It is a beautiful tragedy when Obi-wan has to watch Anakin be burned by the lava. He has to watch the destruction of his pupil and brother, who by this point hates him not just because he is on the opposing side of a war, but because he has been the source of his frustration for years, and is now just letting him burn. I think Christensen performs brilliantly in this scene (and so does McGregor, when I think about it).
There are some bad lines in this part of the film. Some of Padmé’s lines when she’s talking to Anakin after she arrives on Mustafar are a bit odd. I think that, as ever, this is down to how the dialogue is written – it’s far too terse – and a lack of reaction shots and close-ups. Also, after the Mustafar sequence, when Padmé is dying, and the robot says ‘She’s dying, and we don’t know why … She’s lost the will to live.’ – this is a bit daft.

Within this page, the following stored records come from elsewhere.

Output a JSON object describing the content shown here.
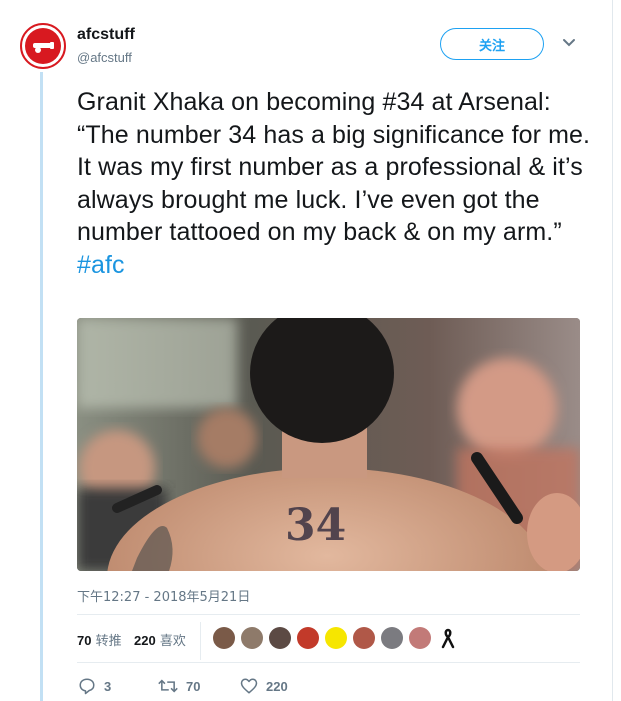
{
  "tweet": {
    "user": {
      "display_name": "afcstuff",
      "handle": "@afcstuff",
      "brand_color": "#d81920"
    },
    "follow_label": "关注",
    "text_main": "Granit Xhaka on becoming #34 at Arsenal: “The number 34 has a big significance for me. It was my first number as a professional & it’s always brought me luck. I’ve even got the number tattooed on my back & on my arm.” ",
    "hashtag": "#afc",
    "photo_tattoo_text": "34",
    "timestamp": "下午12:27 - 2018年5月21日",
    "stats": {
      "retweets_count": "70",
      "retweets_label": "转推",
      "likes_count": "220",
      "likes_label": "喜欢"
    },
    "liker_colors": [
      "#7a5a48",
      "#8e7a6a",
      "#5c4a44",
      "#c23a2a",
      "#f6e600",
      "#b05848",
      "#7b7b80",
      "#c27a78",
      "#222222"
    ],
    "actions": {
      "reply_count": "3",
      "retweet_count": "70",
      "like_count": "220"
    },
    "link_color": "#1b95e0"
  }
}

At the same time as the sequence on Mustafar, we see the fight between Yoda and Palpatine. Once again, Lucas finds a way of doing something different with the fight – this one taking place in the main senate hall. The destruction of the senate hall as the head of the Sith and the head of the Jedi fight is a simple symbolism, but a satisfying one.
After all of that, there are various short scenes that wind down the film, and the trilogy. Qui-gon being the first Jedi to become a force ghost is a nice touch – you get the sense that if there’s anyone who would be the first, it would be him. Padmé’s funeral, while short, and sort of cliché, is beautifully tragic – and a great scene to have at the end of this trilogy – the tragedy of Padmé Amidala and the tragedy of Anakin Skywalker are essentially one and the same.
This film has an extraordinary number of excellent aspects. It has some bad lines of dialogue, and there are many missing reaction shots. Some of the scenes are too long, others too short, others not impactful enough. The film has many flaws, but I don’t think they at all outweigh the extraordinary number of good things about the film. This is an excellent, but imperfect, film.
This is the same as what I said about the previous two films. There are many, many great things about this trilogy, and the idea that it was a complete disaster, as some people seem to think, is completely flawed. To see this trilogy as a disaster, you would have to ignore about 90% of it, and over-focus on about four or five lines of dialogue throughout the three films. You would have to ignore all of the great world-building, the great actors, the great performances, the great sword fights, the great costume design, the great music, a story structure which is unlike most of what we get from modern Hollywood (one of the things people who like The Last Jedi claim is great about the film was that it didn’t follow the same tired structure that a lot of space fantasy films do – well the prequels also don’t follow that same structure), and you would have to over-focus on ‘I don’t like sand.’ – a line so forgettable and ignorable that I’m amazed anyone at all complains about it.
If nothing else, writing these reviews has shown me just how many things I like about these films, and I will now be able to come back to this review if I want to think over these things again.